[On March 24, 1989] more than 11 million gallons of black crude gushed into the pristine waters of Prince William Sound.
...Oil reached beaches 650 miles away. Killer whales, eagles, otters, seals and thousands of sea birds died excruciating deaths while Alaska's famous salmon and herring were ruined. The pictures of distressed animals expiring and grief-stricken locals trying to scrub beaches coated with toxic filth shocked the world.
The event is still seared into the minds of those who witnessed it, even a quarter of a century later. But the Exxon Valdez has left more than memories.
On the anniversary, state senator Berta Gardner is pushing for Alaskan politicians to demand that the US government forces ExxonMobil Corporation to pay up a final $92 million (£57 million), in what has become the longest-running environmental court case in history. The money would primarily be spent on addressing the crippled herring numbers and the oiled beaches.
"There's still damage from the spill. The oil on the beaches is toxic and hurting wildlife.

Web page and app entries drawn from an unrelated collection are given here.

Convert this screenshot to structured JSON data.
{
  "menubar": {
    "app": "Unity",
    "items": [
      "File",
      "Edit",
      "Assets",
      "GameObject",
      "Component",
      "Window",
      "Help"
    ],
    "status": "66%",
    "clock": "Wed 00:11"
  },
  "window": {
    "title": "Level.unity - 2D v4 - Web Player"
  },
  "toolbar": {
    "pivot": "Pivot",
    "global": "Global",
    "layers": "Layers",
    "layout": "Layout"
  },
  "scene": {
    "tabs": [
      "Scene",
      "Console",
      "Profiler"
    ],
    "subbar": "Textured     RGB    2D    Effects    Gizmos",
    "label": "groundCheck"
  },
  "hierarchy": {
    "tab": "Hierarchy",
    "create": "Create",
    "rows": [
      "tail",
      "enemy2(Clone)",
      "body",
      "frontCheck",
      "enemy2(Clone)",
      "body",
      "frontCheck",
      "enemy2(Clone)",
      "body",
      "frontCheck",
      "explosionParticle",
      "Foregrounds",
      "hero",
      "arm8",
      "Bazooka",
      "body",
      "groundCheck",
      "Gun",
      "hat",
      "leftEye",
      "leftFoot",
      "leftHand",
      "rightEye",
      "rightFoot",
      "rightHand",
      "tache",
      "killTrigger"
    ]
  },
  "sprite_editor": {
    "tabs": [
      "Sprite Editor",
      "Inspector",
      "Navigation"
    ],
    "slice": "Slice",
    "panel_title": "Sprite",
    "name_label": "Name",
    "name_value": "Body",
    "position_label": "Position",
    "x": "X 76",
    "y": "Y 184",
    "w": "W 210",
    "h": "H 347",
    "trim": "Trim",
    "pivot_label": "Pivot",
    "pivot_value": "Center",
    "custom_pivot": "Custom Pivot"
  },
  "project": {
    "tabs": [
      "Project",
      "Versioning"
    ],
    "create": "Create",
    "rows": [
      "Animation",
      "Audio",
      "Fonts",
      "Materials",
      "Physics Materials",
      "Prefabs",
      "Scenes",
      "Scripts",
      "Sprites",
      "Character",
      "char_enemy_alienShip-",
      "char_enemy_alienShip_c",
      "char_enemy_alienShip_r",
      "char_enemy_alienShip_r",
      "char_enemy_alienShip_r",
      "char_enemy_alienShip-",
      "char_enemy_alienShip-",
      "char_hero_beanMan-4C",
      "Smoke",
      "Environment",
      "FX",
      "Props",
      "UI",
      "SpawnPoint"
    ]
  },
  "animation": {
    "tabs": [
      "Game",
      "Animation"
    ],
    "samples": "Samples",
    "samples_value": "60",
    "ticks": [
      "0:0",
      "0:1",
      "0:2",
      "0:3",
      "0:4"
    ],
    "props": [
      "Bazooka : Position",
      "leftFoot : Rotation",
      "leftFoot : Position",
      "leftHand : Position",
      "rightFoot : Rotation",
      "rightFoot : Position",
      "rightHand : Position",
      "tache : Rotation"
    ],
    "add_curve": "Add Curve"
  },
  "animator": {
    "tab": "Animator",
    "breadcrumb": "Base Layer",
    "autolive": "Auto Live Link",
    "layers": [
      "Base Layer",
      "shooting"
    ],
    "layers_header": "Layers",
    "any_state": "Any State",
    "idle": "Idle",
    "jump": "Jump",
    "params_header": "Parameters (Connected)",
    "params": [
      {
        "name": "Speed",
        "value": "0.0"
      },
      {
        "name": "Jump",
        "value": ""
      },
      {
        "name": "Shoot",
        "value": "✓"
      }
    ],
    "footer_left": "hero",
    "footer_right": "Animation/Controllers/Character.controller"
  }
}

We can't just say we've done what we can and it's all over – especially with drilling anticipated offshore in the Arctic Ocean – this is significant for Alaska and people around the world," she told The Telegraph.